Please repeat the data exactly, leaving nothing out.

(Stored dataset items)
*** Begin section ***

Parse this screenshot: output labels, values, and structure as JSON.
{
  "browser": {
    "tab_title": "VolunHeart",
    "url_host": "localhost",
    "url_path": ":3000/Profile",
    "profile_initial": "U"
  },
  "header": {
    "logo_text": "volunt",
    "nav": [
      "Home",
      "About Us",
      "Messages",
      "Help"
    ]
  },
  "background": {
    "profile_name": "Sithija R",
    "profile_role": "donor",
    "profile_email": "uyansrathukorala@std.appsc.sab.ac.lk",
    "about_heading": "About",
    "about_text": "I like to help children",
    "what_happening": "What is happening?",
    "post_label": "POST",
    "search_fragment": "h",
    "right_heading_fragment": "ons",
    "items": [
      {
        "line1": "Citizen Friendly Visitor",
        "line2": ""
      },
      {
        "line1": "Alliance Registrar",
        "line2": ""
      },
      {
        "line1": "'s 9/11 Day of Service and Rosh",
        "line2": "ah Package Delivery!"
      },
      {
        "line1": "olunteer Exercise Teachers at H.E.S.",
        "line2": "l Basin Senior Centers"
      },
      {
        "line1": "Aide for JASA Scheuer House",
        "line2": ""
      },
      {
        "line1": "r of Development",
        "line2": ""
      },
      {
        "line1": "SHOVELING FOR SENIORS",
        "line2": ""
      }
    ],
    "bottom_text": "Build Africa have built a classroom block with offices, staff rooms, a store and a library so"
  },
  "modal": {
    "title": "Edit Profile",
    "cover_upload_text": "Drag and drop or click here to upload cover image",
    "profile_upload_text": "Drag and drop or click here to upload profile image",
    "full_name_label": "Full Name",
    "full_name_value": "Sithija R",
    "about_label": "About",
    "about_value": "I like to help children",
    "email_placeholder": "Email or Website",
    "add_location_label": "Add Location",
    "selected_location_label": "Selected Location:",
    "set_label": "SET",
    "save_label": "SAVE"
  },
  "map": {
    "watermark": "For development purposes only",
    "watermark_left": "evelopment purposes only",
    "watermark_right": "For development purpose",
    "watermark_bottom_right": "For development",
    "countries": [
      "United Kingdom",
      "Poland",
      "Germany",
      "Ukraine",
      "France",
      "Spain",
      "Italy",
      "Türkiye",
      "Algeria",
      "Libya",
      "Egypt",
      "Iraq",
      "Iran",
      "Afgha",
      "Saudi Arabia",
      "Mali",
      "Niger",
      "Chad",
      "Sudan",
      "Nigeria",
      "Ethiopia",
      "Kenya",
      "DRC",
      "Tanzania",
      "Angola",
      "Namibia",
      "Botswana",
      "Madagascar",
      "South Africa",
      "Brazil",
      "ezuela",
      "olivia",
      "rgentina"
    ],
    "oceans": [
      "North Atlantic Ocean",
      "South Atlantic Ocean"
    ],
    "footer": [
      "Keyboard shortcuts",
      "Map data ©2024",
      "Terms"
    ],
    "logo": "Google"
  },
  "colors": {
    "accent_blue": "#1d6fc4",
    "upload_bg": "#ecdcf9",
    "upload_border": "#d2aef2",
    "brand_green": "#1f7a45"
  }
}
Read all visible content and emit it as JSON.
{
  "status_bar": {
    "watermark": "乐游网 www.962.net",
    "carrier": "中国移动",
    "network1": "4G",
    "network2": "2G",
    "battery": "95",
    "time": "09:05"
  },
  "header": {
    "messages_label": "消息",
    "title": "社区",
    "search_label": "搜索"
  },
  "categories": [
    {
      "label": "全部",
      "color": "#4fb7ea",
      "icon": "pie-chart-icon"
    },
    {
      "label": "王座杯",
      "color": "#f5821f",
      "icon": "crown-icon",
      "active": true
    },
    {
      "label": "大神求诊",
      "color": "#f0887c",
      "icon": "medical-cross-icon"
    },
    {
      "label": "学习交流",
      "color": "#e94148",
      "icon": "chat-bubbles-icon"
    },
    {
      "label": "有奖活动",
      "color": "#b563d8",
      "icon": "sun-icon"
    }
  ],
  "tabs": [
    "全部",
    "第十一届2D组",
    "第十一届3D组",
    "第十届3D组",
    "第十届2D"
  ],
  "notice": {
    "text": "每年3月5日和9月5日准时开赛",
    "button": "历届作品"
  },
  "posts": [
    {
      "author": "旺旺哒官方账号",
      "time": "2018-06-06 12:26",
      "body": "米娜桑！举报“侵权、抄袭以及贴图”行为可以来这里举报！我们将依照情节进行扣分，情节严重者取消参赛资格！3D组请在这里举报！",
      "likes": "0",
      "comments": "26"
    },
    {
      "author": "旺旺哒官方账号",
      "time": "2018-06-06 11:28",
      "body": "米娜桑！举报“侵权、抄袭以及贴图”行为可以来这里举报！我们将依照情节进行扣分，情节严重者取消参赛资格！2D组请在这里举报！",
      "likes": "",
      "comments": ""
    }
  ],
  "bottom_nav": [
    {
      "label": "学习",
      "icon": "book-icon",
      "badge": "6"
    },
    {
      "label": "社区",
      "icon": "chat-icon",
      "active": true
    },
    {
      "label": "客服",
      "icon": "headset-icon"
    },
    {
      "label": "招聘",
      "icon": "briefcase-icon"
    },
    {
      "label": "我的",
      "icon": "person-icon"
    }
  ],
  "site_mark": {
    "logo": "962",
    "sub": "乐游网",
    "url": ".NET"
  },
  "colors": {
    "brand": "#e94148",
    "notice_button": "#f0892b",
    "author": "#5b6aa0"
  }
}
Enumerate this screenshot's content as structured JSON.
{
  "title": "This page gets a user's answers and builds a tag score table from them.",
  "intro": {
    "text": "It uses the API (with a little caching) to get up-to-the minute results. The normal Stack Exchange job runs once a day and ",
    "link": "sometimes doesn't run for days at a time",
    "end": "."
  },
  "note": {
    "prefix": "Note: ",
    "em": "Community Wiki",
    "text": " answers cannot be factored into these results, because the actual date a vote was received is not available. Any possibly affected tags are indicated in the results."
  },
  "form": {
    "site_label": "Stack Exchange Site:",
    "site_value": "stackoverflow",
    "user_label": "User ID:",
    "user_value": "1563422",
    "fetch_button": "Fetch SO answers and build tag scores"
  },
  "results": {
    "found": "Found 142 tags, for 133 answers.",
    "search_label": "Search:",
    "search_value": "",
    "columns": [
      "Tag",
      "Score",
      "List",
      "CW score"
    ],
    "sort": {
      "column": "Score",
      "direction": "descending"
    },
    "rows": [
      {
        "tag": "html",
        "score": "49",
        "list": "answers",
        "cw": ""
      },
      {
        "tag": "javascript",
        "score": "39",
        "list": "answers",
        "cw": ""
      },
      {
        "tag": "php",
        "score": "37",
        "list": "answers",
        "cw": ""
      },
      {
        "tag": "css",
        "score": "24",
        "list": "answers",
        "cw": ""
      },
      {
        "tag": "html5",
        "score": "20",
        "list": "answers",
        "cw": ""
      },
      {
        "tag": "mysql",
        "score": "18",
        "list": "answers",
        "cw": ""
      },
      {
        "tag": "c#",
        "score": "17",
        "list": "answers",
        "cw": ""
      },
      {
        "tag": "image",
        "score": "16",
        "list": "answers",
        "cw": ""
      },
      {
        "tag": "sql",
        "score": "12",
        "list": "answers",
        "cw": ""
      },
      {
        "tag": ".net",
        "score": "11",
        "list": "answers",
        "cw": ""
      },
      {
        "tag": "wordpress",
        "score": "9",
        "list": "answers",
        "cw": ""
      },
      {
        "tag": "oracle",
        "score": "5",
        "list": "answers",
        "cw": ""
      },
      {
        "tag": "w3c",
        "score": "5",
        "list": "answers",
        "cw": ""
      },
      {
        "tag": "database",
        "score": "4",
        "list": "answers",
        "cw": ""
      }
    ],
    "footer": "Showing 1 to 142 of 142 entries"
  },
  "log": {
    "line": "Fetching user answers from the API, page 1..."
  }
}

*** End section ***

### ANSWER SPACE
Parse this screenshot: output labels, values, and structure as JSON.
{
  "browser": {
    "tab_title": "VolunHeart",
    "url_host": "localhost",
    "url_path": ":3000/Profile",
    "profile_initial": "U"
  },
  "header": {
    "logo_text": "volunt",
    "nav": [
      "Home",
      "About Us",
      "Messages",
      "Help"
    ]
  },
  "background": {
    "profile_name": "Sithija R",
    "profile_role": "donor",
    "profile_email": "uyansrathukorala@std.appsc.sab.ac.lk",
    "about_heading": "About",
    "about_text": "I like to help children",
    "what_happening": "What is happening?",
    "post_label": "POST",
    "search_fragment": "h",
    "right_heading_fragment": "ons",
    "items": [
      {
        "line1": "Citizen Friendly Visitor",
        "line2": ""
      },
      {
        "line1": "Alliance Registrar",
        "line2": ""
      },
      {
        "line1": "'s 9/11 Day of Service and Rosh",
        "line2": "ah Package Delivery!"
      },
      {
        "line1": "olunteer Exercise Teachers at H.E.S.",
        "line2": "l Basin Senior Centers"
      },
      {
        "line1": "Aide for JASA Scheuer House",
        "line2": ""
      },
      {
        "line1": "r of Development",
        "line2": ""
      },
      {
        "line1": "SHOVELING FOR SENIORS",
        "line2": ""
      }
    ],
    "bottom_text": "Build Africa have built a classroom block with offices, staff rooms, a store and a library so"
  },
  "modal": {
    "title": "Edit Profile",
    "cover_upload_text": "Drag and drop or click here to upload cover image",
    "profile_upload_text": "Drag and drop or click here to upload profile image",
    "full_name_label": "Full Name",
    "full_name_value": "Sithija R",
    "about_label": "About",
    "about_value": "I like to help children",
    "email_placeholder": "Email or Website",
    "add_location_label": "Add Location",
    "selected_location_label": "Selected Location:",
    "set_label": "SET",
    "save_label": "SAVE"
  },
  "map": {
    "watermark": "For development purposes only",
    "watermark_left": "evelopment purposes only",
    "watermark_right": "For development purpose",
    "watermark_bottom_right": "For development",
    "countries": [
      "United Kingdom",
      "Poland",
      "Germany",
      "Ukraine",
      "France",
      "Spain",
      "Italy",
      "Türkiye",
      "Algeria",
      "Libya",
      "Egypt",
      "Iraq",
      "Iran",
      "Afgha",
      "Saudi Arabia",
      "Mali",
      "Niger",
      "Chad",
      "Sudan",
      "Nigeria",
      "Ethiopia",
      "Kenya",
      "DRC",
      "Tanzania",
      "Angola",
      "Namibia",
      "Botswana",
      "Madagascar",
      "South Africa",
      "Brazil",
      "ezuela",
      "olivia",
      "rgentina"
    ],
    "oceans": [
      "North Atlantic Ocean",
      "South Atlantic Ocean"
    ],
    "footer": [
      "Keyboard shortcuts",
      "Map data ©2024",
      "Terms"
    ],
    "logo": "Google"
  },
  "colors": {
    "accent_blue": "#1d6fc4",
    "upload_bg": "#ecdcf9",
    "upload_border": "#d2aef2",
    "brand_green": "#1f7a45"
  }
}
Read all visible content and emit it as JSON.
{
  "status_bar": {
    "watermark": "乐游网 www.962.net",
    "carrier": "中国移动",
    "network1": "4G",
    "network2": "2G",
    "battery": "95",
    "time": "09:05"
  },
  "header": {
    "messages_label": "消息",
    "title": "社区",
    "search_label": "搜索"
  },
  "categories": [
    {
      "label": "全部",
      "color": "#4fb7ea",
      "icon": "pie-chart-icon"
    },
    {
      "label": "王座杯",
      "color": "#f5821f",
      "icon": "crown-icon",
      "active": true
    },
    {
      "label": "大神求诊",
      "color": "#f0887c",
      "icon": "medical-cross-icon"
    },
    {
      "label": "学习交流",
      "color": "#e94148",
      "icon": "chat-bubbles-icon"
    },
    {
      "label": "有奖活动",
      "color": "#b563d8",
      "icon": "sun-icon"
    }
  ],
  "tabs": [
    "全部",
    "第十一届2D组",
    "第十一届3D组",
    "第十届3D组",
    "第十届2D"
  ],
  "notice": {
    "text": "每年3月5日和9月5日准时开赛",
    "button": "历届作品"
  },
  "posts": [
    {
      "author": "旺旺哒官方账号",
      "time": "2018-06-06 12:26",
      "body": "米娜桑！举报“侵权、抄袭以及贴图”行为可以来这里举报！我们将依照情节进行扣分，情节严重者取消参赛资格！3D组请在这里举报！",
      "likes": "0",
      "comments": "26"
    },
    {
      "author": "旺旺哒官方账号",
      "time": "2018-06-06 11:28",
      "body": "米娜桑！举报“侵权、抄袭以及贴图”行为可以来这里举报！我们将依照情节进行扣分，情节严重者取消参赛资格！2D组请在这里举报！",
      "likes": "",
      "comments": ""
    }
  ],
  "bottom_nav": [
    {
      "label": "学习",
      "icon": "book-icon",
      "badge": "6"
    },
    {
      "label": "社区",
      "icon": "chat-icon",
      "active": true
    },
    {
      "label": "客服",
      "icon": "headset-icon"
    },
    {
      "label": "招聘",
      "icon": "briefcase-icon"
    },
    {
      "label": "我的",
      "icon": "person-icon"
    }
  ],
  "site_mark": {
    "logo": "962",
    "sub": "乐游网",
    "url": ".NET"
  },
  "colors": {
    "brand": "#e94148",
    "notice_button": "#f0892b",
    "author": "#5b6aa0"
  }
}
Enumerate this screenshot's content as structured JSON.
{
  "title": "This page gets a user's answers and builds a tag score table from them.",
  "intro": {
    "text": "It uses the API (with a little caching) to get up-to-the minute results. The normal Stack Exchange job runs once a day and ",
    "link": "sometimes doesn't run for days at a time",
    "end": "."
  },
  "note": {
    "prefix": "Note: ",
    "em": "Community Wiki",
    "text": " answers cannot be factored into these results, because the actual date a vote was received is not available. Any possibly affected tags are indicated in the results."
  },
  "form": {
    "site_label": "Stack Exchange Site:",
    "site_value": "stackoverflow",
    "user_label": "User ID:",
    "user_value": "1563422",
    "fetch_button": "Fetch SO answers and build tag scores"
  },
  "results": {
    "found": "Found 142 tags, for 133 answers.",
    "search_label": "Search:",
    "search_value": "",
    "columns": [
      "Tag",
      "Score",
      "List",
      "CW score"
    ],
    "sort": {
      "column": "Score",
      "direction": "descending"
    },
    "rows": [
      {
        "tag": "html",
        "score": "49",
        "list": "answers",
        "cw": ""
      },
      {
        "tag": "javascript",
        "score": "39",
        "list": "answers",
        "cw": ""
      },
      {
        "tag": "php",
        "score": "37",
        "list": "answers",
        "cw": ""
      },
      {
        "tag": "css",
        "score": "24",
        "list": "answers",
        "cw": ""
      },
      {
        "tag": "html5",
        "score": "20",
        "list": "answers",
        "cw": ""
      },
      {
        "tag": "mysql",
        "score": "18",
        "list": "answers",
        "cw": ""
      },
      {
        "tag": "c#",
        "score": "17",
        "list": "answers",
        "cw": ""
      },
      {
        "tag": "image",
        "score": "16",
        "list": "answers",
        "cw": ""
      },
      {
        "tag": "sql",
        "score": "12",
        "list": "answers",
        "cw": ""
      },
      {
        "tag": ".net",
        "score": "11",
        "list": "answers",
        "cw": ""
      },
      {
        "tag": "wordpress",
        "score": "9",
        "list": "answers",
        "cw": ""
      },
      {
        "tag": "oracle",
        "score": "5",
        "list": "answers",
        "cw": ""
      },
      {
        "tag": "w3c",
        "score": "5",
        "list": "answers",
        "cw": ""
      },
      {
        "tag": "database",
        "score": "4",
        "list": "answers",
        "cw": ""
      }
    ],
    "footer": "Showing 1 to 142 of 142 entries"
  },
  "log": {
    "line": "Fetching user answers from the API, page 1..."
  }
}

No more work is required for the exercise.